▸ Task to complete: For the word "LINK", state how many lines of the records include it, with no other text.

▸ Material for this exercise:
********

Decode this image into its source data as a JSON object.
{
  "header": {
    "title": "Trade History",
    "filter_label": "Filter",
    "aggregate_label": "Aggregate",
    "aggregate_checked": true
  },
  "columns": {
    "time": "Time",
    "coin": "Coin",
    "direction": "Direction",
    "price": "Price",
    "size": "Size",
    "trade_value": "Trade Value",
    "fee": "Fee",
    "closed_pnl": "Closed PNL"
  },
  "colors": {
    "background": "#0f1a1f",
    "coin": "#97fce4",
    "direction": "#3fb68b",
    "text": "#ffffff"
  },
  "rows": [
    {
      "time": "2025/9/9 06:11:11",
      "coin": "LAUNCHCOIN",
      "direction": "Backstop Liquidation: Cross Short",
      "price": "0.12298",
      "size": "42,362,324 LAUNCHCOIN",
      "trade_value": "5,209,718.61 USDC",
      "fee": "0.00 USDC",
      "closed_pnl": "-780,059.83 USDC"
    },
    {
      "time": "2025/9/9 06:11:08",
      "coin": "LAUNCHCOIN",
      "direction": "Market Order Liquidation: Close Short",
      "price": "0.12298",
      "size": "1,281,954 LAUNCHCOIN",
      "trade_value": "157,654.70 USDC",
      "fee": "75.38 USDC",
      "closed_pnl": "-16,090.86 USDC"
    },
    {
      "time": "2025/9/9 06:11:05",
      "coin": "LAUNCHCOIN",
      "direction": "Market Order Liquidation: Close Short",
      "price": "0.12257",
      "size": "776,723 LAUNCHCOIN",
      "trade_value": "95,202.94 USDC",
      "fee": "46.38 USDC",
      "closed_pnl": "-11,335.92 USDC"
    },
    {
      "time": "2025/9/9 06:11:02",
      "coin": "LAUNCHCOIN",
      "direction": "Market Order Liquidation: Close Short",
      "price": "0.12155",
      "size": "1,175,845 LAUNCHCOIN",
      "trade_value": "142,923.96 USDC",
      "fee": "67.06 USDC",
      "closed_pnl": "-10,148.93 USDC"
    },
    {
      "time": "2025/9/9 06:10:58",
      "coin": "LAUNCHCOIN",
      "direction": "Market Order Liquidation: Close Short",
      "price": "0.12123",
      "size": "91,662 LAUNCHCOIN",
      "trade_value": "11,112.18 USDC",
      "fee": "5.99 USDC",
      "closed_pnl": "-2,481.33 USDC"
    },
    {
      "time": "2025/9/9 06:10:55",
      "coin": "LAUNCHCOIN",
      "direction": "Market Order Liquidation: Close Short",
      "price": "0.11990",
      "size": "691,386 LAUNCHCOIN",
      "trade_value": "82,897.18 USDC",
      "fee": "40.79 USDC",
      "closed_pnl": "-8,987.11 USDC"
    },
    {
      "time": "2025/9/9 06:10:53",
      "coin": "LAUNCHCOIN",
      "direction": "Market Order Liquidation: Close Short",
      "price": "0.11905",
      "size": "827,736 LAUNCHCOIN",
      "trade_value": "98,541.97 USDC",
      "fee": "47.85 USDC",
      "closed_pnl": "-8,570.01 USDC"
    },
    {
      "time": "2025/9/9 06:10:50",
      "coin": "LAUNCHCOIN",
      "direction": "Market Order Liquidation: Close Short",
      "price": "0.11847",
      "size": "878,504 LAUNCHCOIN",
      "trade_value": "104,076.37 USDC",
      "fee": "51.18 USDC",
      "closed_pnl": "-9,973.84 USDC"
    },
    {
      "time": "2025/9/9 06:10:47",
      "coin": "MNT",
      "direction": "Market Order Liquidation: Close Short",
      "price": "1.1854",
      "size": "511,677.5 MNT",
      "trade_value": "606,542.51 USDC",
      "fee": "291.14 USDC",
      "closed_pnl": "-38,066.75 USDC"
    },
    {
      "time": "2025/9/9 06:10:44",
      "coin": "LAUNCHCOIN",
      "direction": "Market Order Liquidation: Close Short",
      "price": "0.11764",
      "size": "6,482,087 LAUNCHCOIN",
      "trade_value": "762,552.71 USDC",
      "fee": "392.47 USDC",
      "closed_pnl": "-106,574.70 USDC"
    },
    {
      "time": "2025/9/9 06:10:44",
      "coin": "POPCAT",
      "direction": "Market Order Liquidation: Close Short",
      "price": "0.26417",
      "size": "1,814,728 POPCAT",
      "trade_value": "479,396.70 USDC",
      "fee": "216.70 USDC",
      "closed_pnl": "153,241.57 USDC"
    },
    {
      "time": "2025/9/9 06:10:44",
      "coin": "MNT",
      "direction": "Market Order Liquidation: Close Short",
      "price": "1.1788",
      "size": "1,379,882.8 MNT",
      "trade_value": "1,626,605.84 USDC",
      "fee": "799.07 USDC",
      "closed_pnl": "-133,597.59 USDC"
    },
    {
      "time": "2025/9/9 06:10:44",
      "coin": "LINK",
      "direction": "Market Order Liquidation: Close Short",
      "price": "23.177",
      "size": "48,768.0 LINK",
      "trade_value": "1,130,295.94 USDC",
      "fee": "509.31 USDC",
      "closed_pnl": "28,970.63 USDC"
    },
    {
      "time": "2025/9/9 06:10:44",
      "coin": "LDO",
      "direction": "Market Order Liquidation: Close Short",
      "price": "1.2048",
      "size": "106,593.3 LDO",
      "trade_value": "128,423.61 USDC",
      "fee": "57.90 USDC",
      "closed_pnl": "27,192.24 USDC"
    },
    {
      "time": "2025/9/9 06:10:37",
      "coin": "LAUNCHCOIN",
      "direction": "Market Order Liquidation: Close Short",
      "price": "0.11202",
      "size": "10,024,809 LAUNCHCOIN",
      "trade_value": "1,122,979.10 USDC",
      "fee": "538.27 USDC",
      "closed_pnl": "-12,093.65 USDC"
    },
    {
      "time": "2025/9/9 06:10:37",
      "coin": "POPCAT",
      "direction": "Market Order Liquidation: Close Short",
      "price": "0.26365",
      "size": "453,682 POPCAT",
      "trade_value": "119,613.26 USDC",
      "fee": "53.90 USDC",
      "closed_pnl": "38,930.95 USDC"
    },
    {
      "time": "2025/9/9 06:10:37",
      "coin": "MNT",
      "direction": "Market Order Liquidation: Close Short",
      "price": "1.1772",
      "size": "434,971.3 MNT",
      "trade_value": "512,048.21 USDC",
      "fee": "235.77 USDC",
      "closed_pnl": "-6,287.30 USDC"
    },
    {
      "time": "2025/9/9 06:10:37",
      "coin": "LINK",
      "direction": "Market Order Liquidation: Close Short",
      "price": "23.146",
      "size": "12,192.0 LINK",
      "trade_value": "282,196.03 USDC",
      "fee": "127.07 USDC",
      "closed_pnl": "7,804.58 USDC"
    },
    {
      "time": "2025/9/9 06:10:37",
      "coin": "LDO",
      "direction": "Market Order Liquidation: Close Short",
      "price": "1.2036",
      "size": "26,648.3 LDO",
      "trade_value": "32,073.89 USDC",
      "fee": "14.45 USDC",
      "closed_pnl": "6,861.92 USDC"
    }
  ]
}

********

▸ Your solution: 4